Reruns of the Spider-Man television cartoons of the 1960s were a beloved childhood fixation for Perischetti, so they are “baked into the DNA” of the new animated film as are many other iterations of the character both on the screen and on the page. The film presents a youngster named Miles Morales (voiced by Shameik Moore) trying to live up to the expectations of being Spider-Man; in many ways the movie has the same scrappy mind-set of attempting to match the legacy of an iconic character who’s pop culture success now spans six different decades.
Is the American public ready for a Spider-Man film where different versions of the hero from alternate universes mix and mingle? Perischetti laughed when he was asked the question.
“Our hope is they would keep up but a big fear was they wouldn’t,” Perischetti said. “These characters are well-known to the comics fanbase but are completely unknown to the majority of moviegoers. We were worried we would have the equivalent of a still-birth and hurting ourselves by that delivery. It was a fine-line between over-explaining and under-explaining. But we feel like we have found the magic middle ground.”

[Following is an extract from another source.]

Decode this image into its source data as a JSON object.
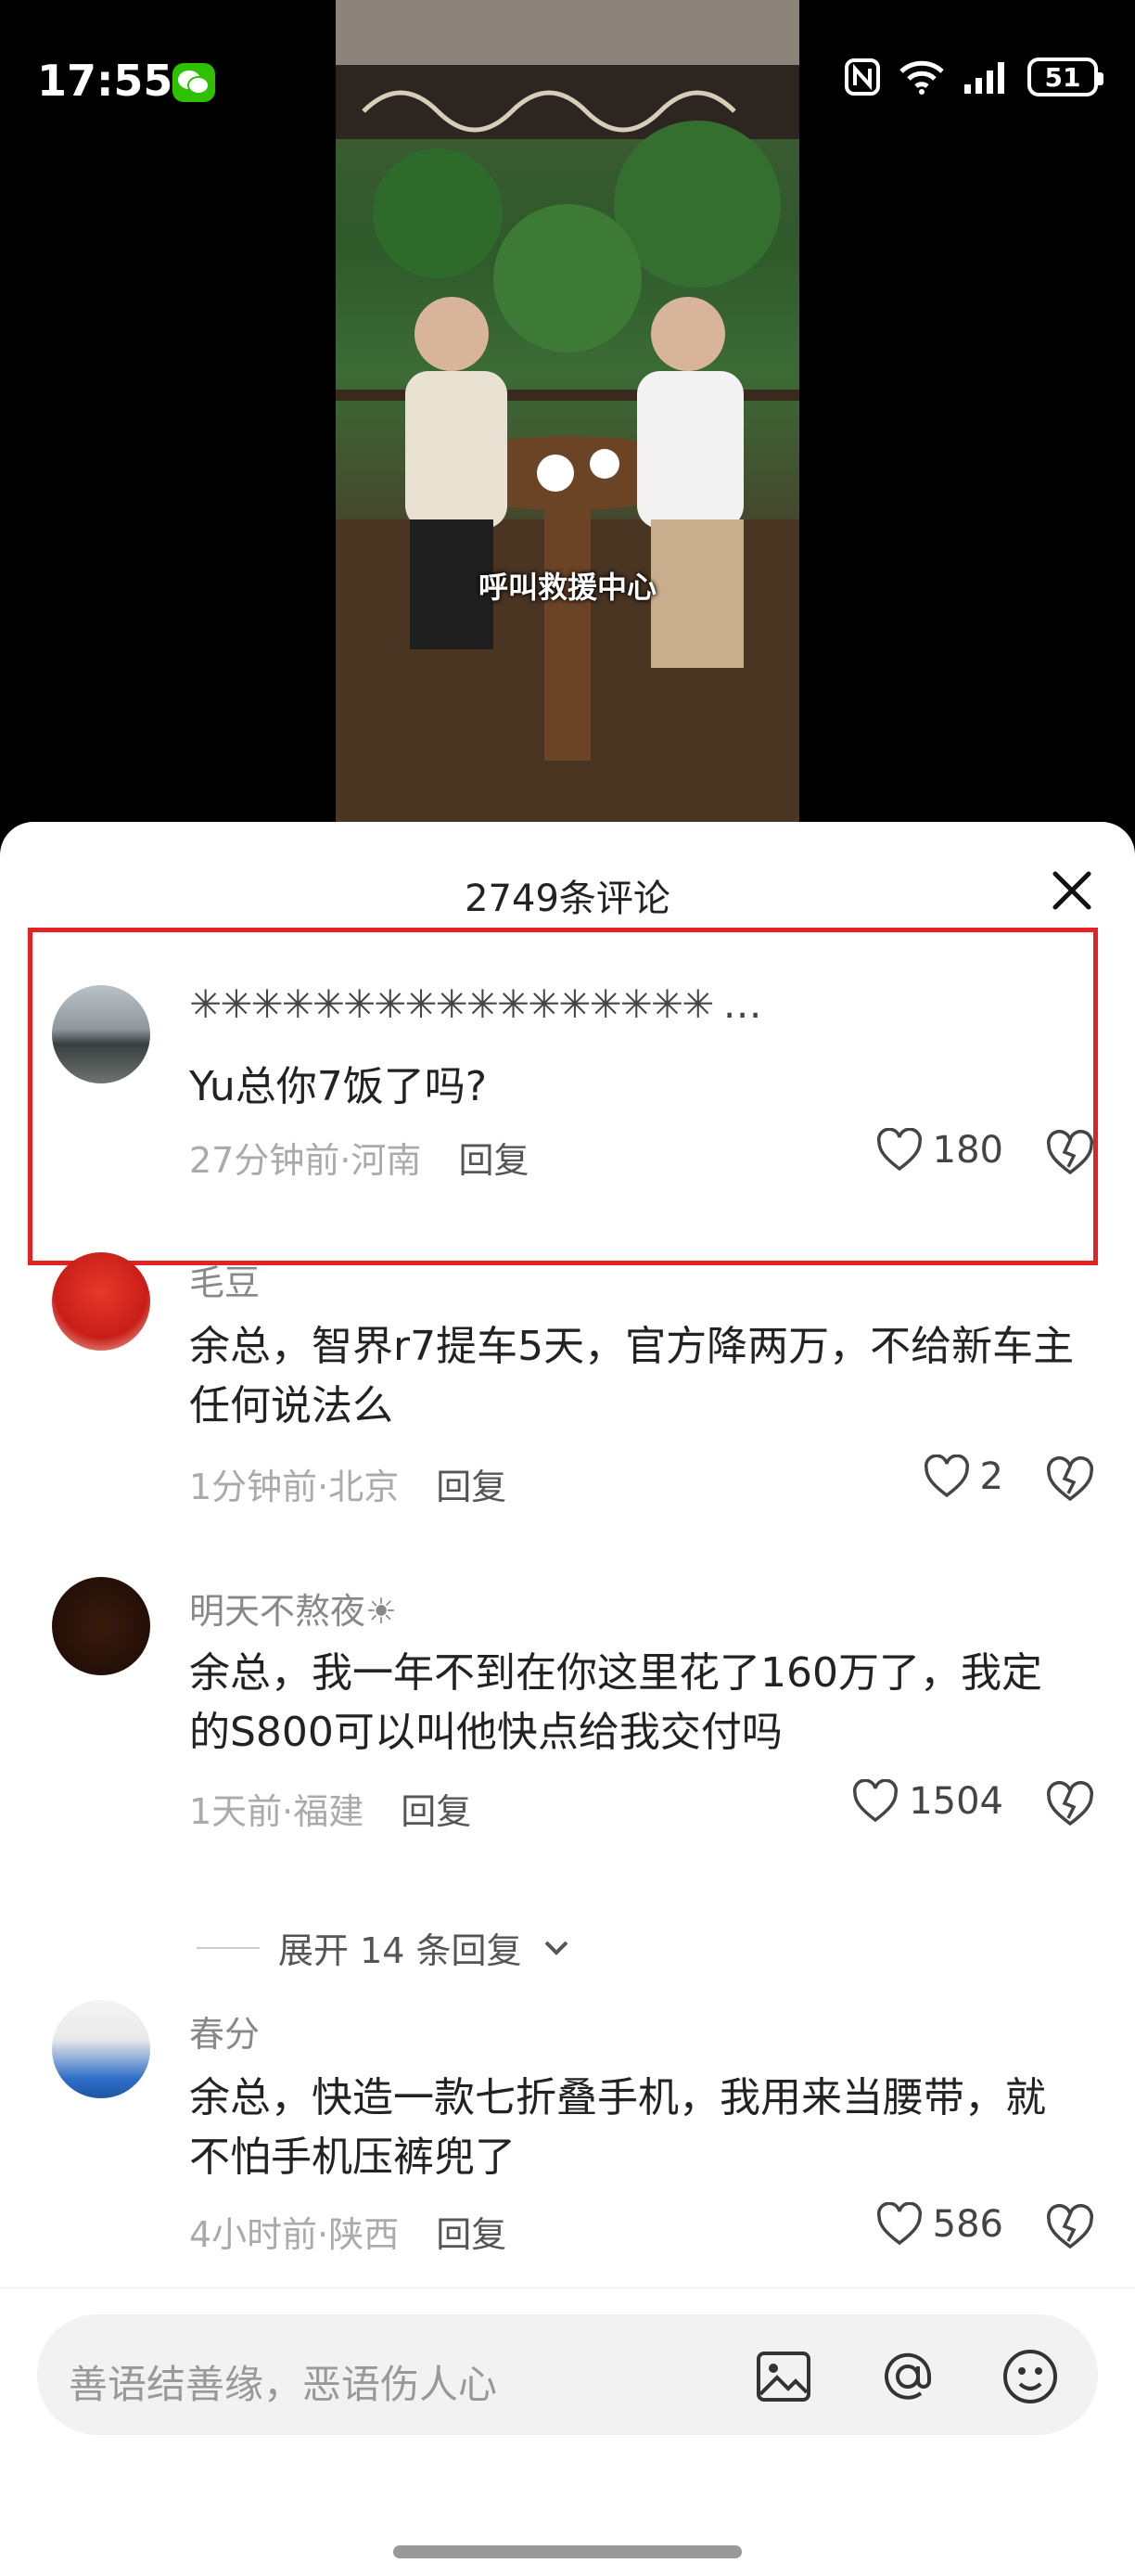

The cast of Spider-Verse includes Jake Johnson, Hailee Steinfeld, Mahershala Ali, Brian Tyree Henry, Luna Lauren Velez, Lily Tomlin, John Mulaney, Kimiko Glenn, Nicolas Cage and Liev Schreiber. The film is produced by Avi Arad, Amy Pascal, Phil Lord, Christopher Miller and Christina Steinberg. Stan Lee, Brian Michael Bendis and Will Allegra serve as executive producers.